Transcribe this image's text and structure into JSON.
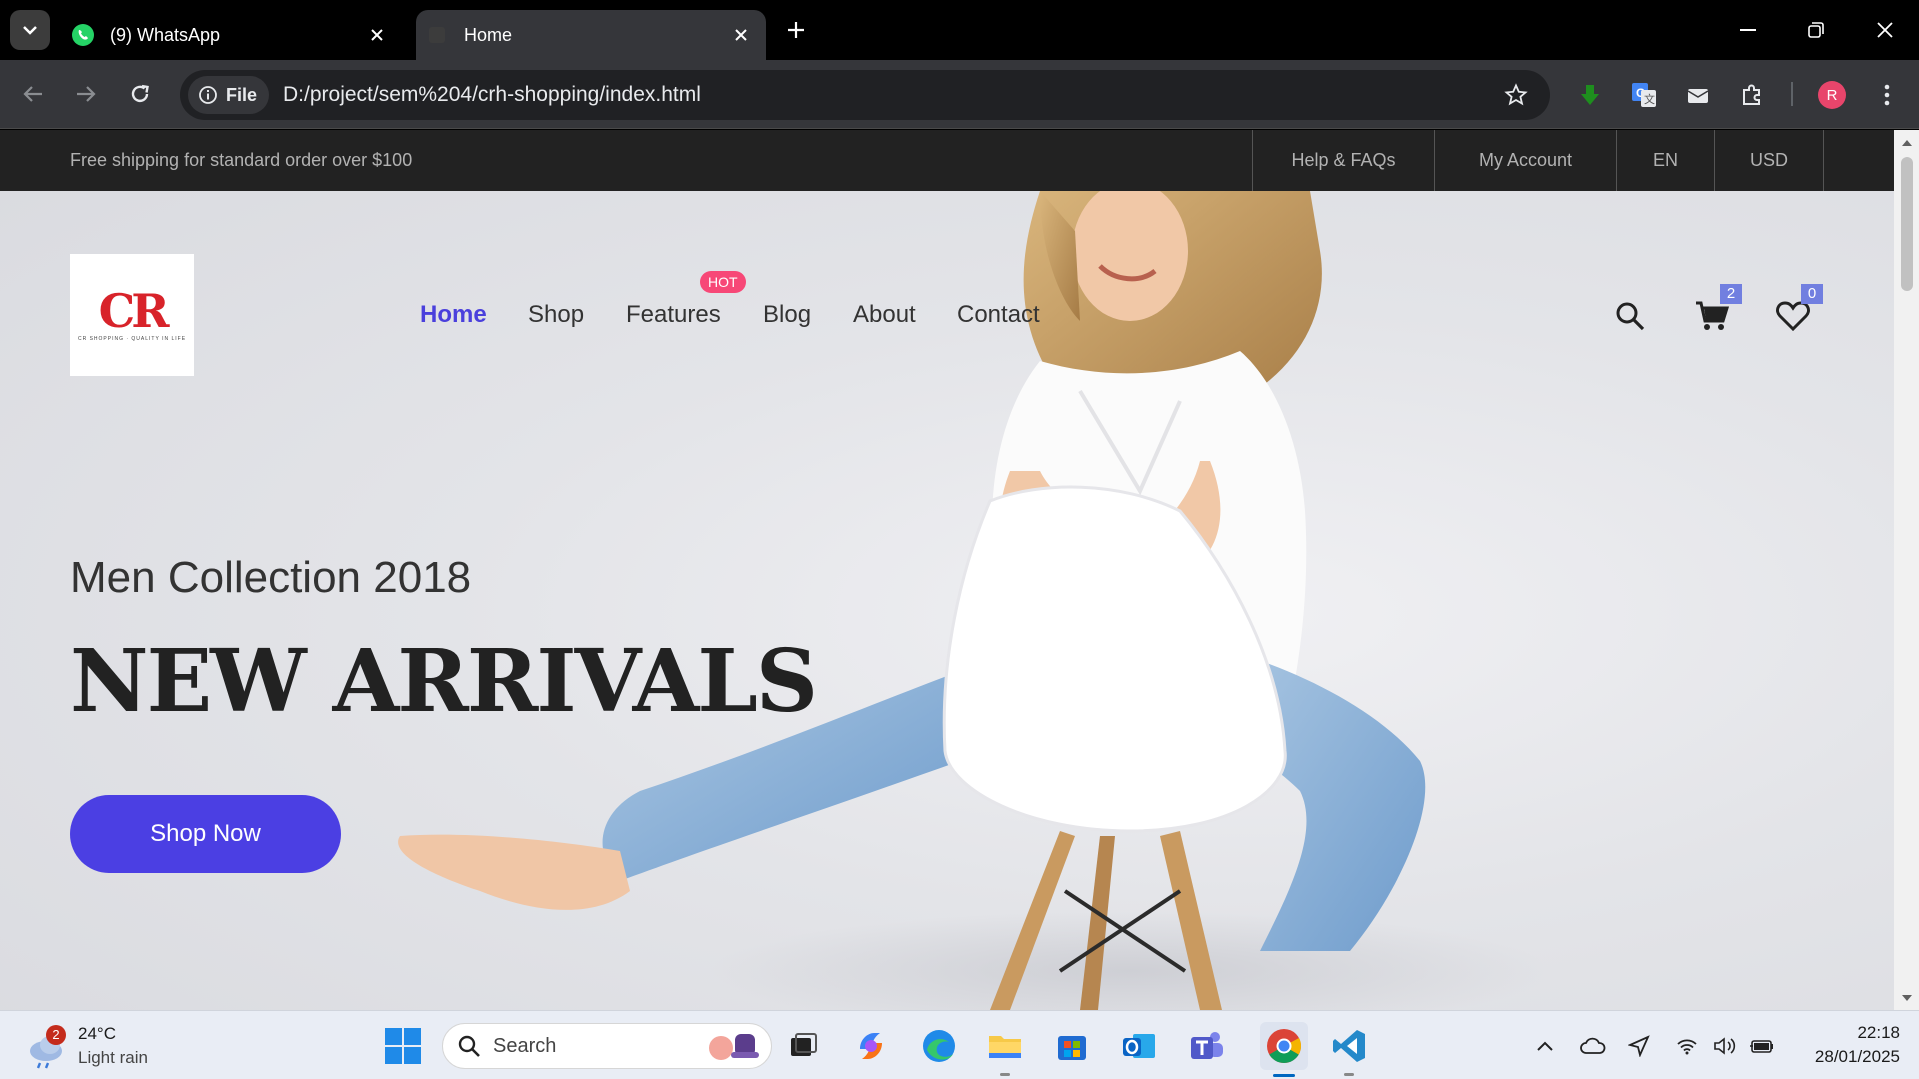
{
  "browser": {
    "tabs": [
      {
        "title": "(9) WhatsApp",
        "active": false,
        "favicon": "whatsapp-icon"
      },
      {
        "title": "Home",
        "active": true,
        "favicon": "page-icon"
      }
    ],
    "site_chip": "File",
    "url": "D:/project/sem%204/crh-shopping/index.html",
    "profile_initial": "R"
  },
  "site": {
    "topbar": {
      "shipping_text": "Free shipping for standard order over $100",
      "links": [
        "Help & FAQs",
        "My Account",
        "EN",
        "USD"
      ]
    },
    "logo": {
      "letters": "CR",
      "tagline": "CR SHOPPING · QUALITY IN LIFE"
    },
    "nav": [
      {
        "label": "Home",
        "active": true
      },
      {
        "label": "Shop"
      },
      {
        "label": "Features",
        "badge": "HOT"
      },
      {
        "label": "Blog"
      },
      {
        "label": "About"
      },
      {
        "label": "Contact"
      }
    ],
    "cart_count": "2",
    "wishlist_count": "0",
    "hero": {
      "subtitle": "Men Collection 2018",
      "headline": "NEW ARRIVALS",
      "button": "Shop Now"
    },
    "accent": "#4b3fe3"
  },
  "taskbar": {
    "weather": {
      "temp": "24°C",
      "condition": "Light rain",
      "badge": "2"
    },
    "search_placeholder": "Search",
    "time": "22:18",
    "date": "28/01/2025"
  }
}
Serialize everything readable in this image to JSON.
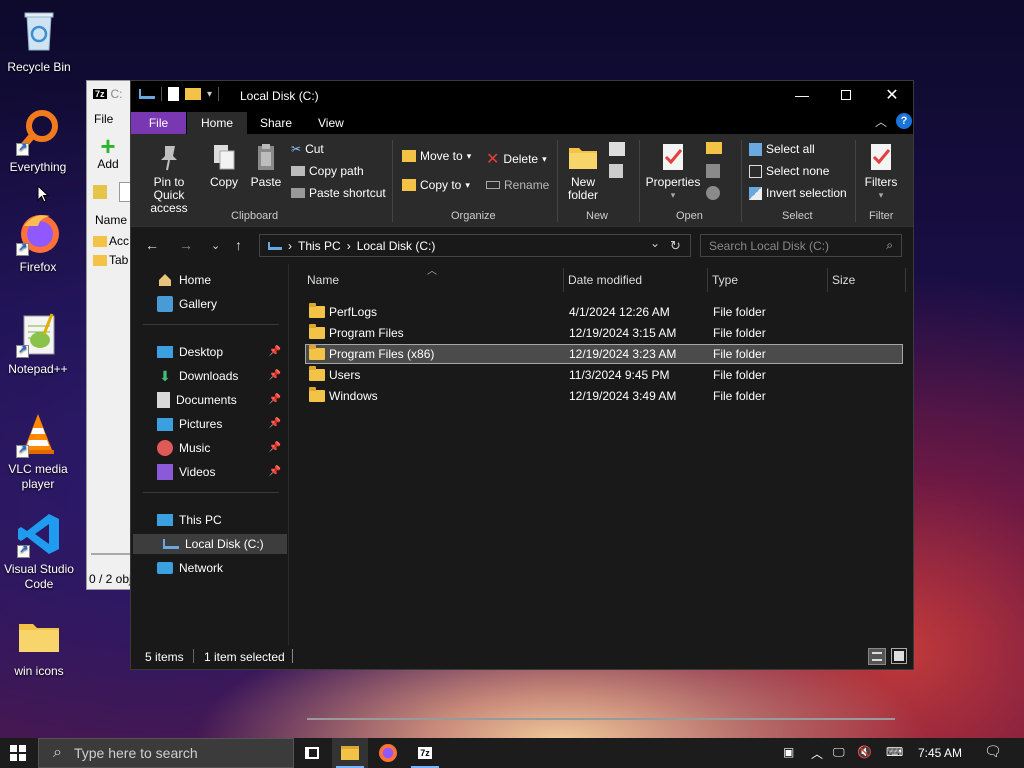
{
  "desktop": {
    "icons": [
      {
        "label": "Recycle Bin"
      },
      {
        "label": "Everything"
      },
      {
        "label": "Firefox"
      },
      {
        "label": "Notepad++"
      },
      {
        "label": "VLC media player"
      },
      {
        "label": "Visual Studio Code"
      },
      {
        "label": "win icons"
      }
    ]
  },
  "bg_window": {
    "title_fragment": "C:",
    "menu_fragment": "File",
    "add_label": "Add",
    "col_name": "Name",
    "rows": [
      "Acc",
      "Tab"
    ],
    "status": "0 / 2 obj"
  },
  "explorer": {
    "title": "Local Disk (C:)",
    "tabs": {
      "file": "File",
      "home": "Home",
      "share": "Share",
      "view": "View"
    },
    "ribbon": {
      "pin_label": "Pin to Quick access",
      "copy_label": "Copy",
      "paste_label": "Paste",
      "cut_label": "Cut",
      "copy_path_label": "Copy path",
      "paste_shortcut_label": "Paste shortcut",
      "clipboard_group": "Clipboard",
      "move_to_label": "Move to",
      "copy_to_label": "Copy to",
      "delete_label": "Delete",
      "rename_label": "Rename",
      "organize_group": "Organize",
      "new_folder_label": "New folder",
      "new_group": "New",
      "properties_label": "Properties",
      "open_group": "Open",
      "select_all_label": "Select all",
      "select_none_label": "Select none",
      "invert_selection_label": "Invert selection",
      "select_group": "Select",
      "filters_label": "Filters",
      "filter_group": "Filter"
    },
    "address": {
      "crumb1": "This PC",
      "crumb2": "Local Disk (C:)",
      "search_placeholder": "Search Local Disk (C:)"
    },
    "nav": {
      "home": "Home",
      "gallery": "Gallery",
      "desktop": "Desktop",
      "downloads": "Downloads",
      "documents": "Documents",
      "pictures": "Pictures",
      "music": "Music",
      "videos": "Videos",
      "this_pc": "This PC",
      "local_disk": "Local Disk (C:)",
      "network": "Network"
    },
    "columns": {
      "name": "Name",
      "date": "Date modified",
      "type": "Type",
      "size": "Size"
    },
    "files": [
      {
        "name": "PerfLogs",
        "date": "4/1/2024 12:26 AM",
        "type": "File folder"
      },
      {
        "name": "Program Files",
        "date": "12/19/2024 3:15 AM",
        "type": "File folder"
      },
      {
        "name": "Program Files (x86)",
        "date": "12/19/2024 3:23 AM",
        "type": "File folder"
      },
      {
        "name": "Users",
        "date": "11/3/2024 9:45 PM",
        "type": "File folder"
      },
      {
        "name": "Windows",
        "date": "12/19/2024 3:49 AM",
        "type": "File folder"
      }
    ],
    "status": {
      "items": "5 items",
      "selected": "1 item selected"
    }
  },
  "taskbar": {
    "search_placeholder": "Type here to search",
    "time": "7:45 AM"
  }
}
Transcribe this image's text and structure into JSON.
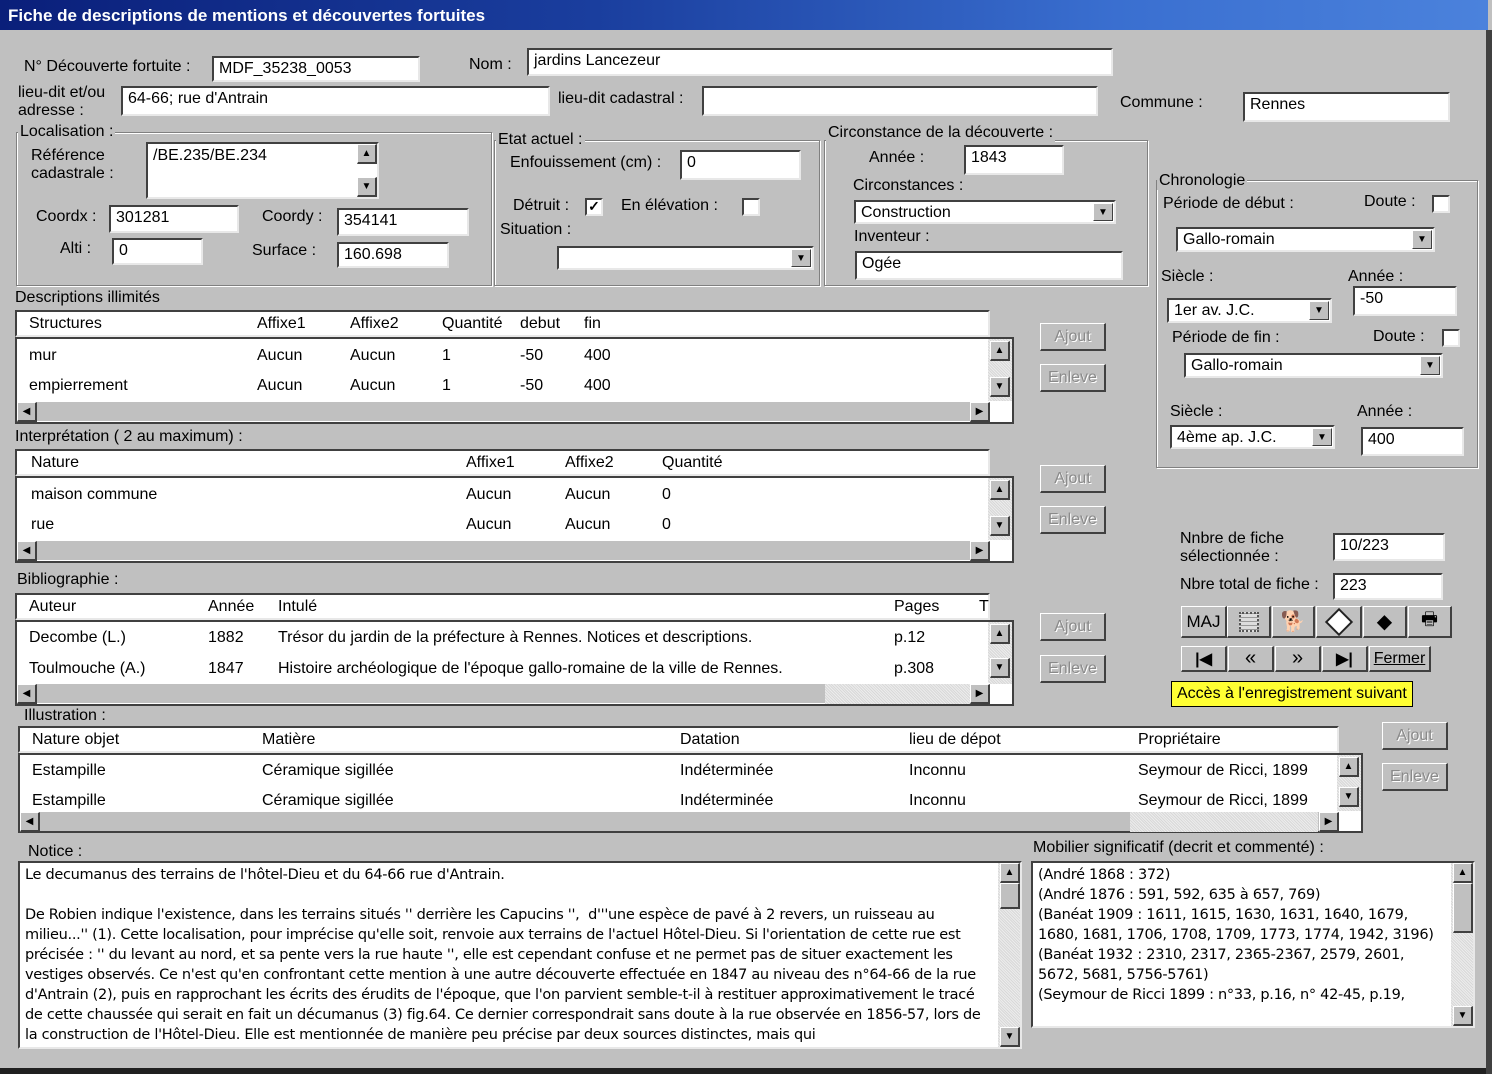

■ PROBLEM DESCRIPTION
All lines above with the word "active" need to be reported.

■ THE ANSWER
        "active": false,
        "active": true,
        "active": true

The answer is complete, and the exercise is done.